ESL Lesson – Brainiac (Middle school)

I’m a big fan of games that last for an entire class, keep the students entertained, and most importantly keep them talking in English. This game, Brainiac, is ideal.

Brainiac Categories

Students are arranged into small teams and choose from five categories with the roll of a die: Make A Sentence, Drawing, Quiz Questions, Acting and Taboo. They then choose a number between 1 and 12 and do the activity or answer the question. It’s as simple as that and has never failed to entertain even the most sleepy of classes.

Read the Lesson Plan and download the Lesson Files

If you use this lesson we always appreciate feedback so let us know how it goes. Also, if you have any problems at all give us a shout and we’d be happy to help out.

Related Posts Plugin for WordPress, Blogger...

10 Responses to “ESL Lesson – Brainiac (Middle school)”

  1. Daniela Scholz says:

    Hey Andy and Ruth !
    Yesterday I played BRAINIAC with my advanced first graders at high school for the first time, and they had a ball.
    Thanks for all your hard work. It is highly appreciated.

  2. Sam says:

    Hi guys,

    Thanks for this great game. I will be using it today in my afternoon conversation class.

  3. i have been looking for something to do with my high level Grade 1 class for the “dead week” in February – and you just saved my life – this is amazing. Thanks so much! I also read some of your blog posts on finding this, and while living in the countryside is NOT my cup of tea at all (I get bad hay fever, and i grew up suffering badly in the Scottish countryside!) and I need my caffe benne fix, it is so refreshing and wonderful to see people being positive about their location. Some people think being in the sticks is worse than being buried alive, and I think their internet moans scare people off – I love visiting the countryside in Korea – the people are so much friendlier and chilled than the ones where I live in central Seoul. I bet your schools classes are much smaller too – in Seoul we usually don’t do multiple schools so at my ONE school I teach 12 1st grade classes and 12 3rd grade classes a week, there is simply no time for me to teach the 2nd grade, and they are all 35-38 students each…

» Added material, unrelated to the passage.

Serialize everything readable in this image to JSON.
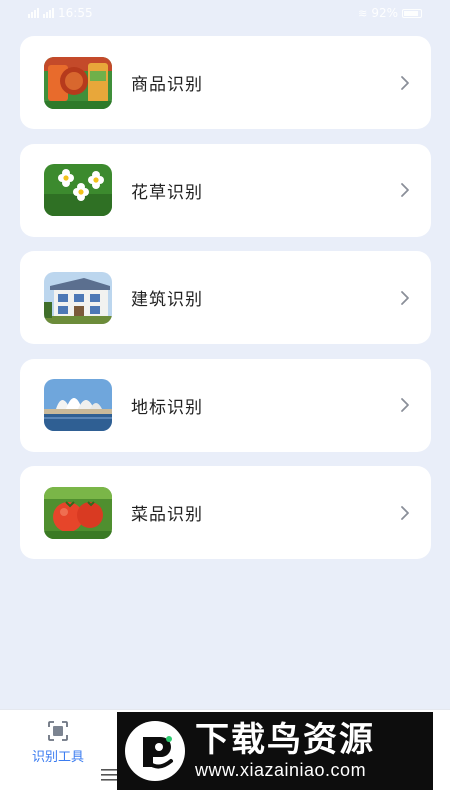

    Thanks for a wonderful blog – i have put it in my RSS now!
    Best wishes from Seoul

    • Andy says:

      Hi Allen, Thanks for the comments!
      Our class sizes are MUCH smaller than yours. I have a a couple of classes with 30 students and it is HARD to keep all of their attention, but I can’t complain when the school I have the following day has pretty much that many students in total!

      Thanks again and glad the game has helped.

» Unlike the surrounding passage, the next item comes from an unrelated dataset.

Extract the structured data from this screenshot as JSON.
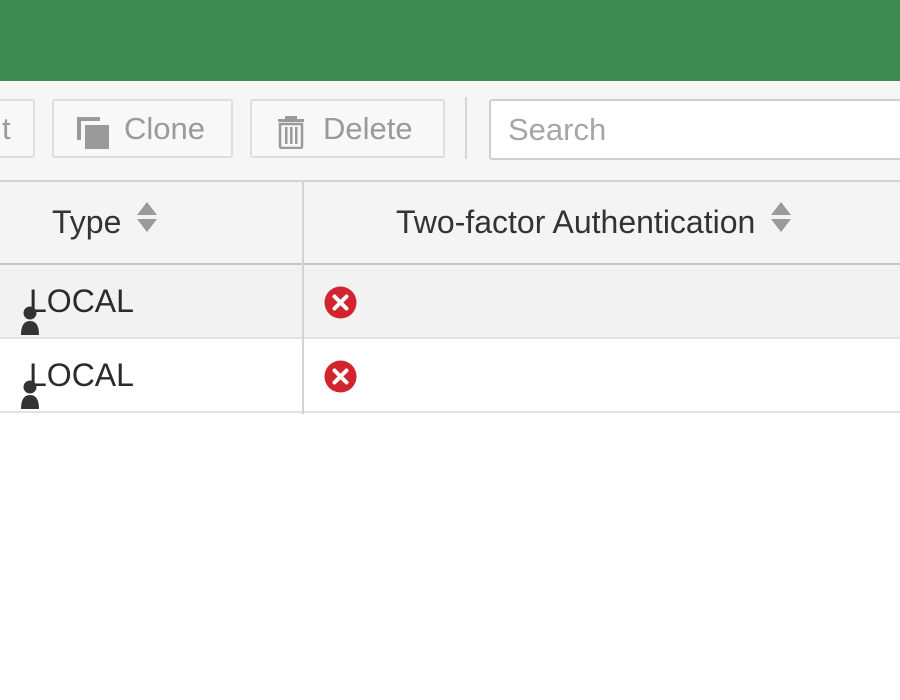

  4. Nok says:

    Hi, Andy,

    Thanks for all the wonderful resources.

    I tried to download the file as a zip file but it says the header is corrupted. Not really sure what this means..

  5. Thank you for sharing these stunning materials!!

    Ive just read the memo about you guys on the upper-left corner. 🙂

    Hope you guys had a wonderful memory in South Korea and
    visit again someday soon !!


    Sincerely, Erin

    P.S. I’m teaching in Hongdae 🙂

  6. Antony says:

    Fantastic game! Thank you so much! Just one thing though. I don’t think I’ll ever forgot the sheer embarrassment of one of my 14 year old girls acting “eating an ice cream” in front of her 50 or so classmates! *cringe*

Leave a Reply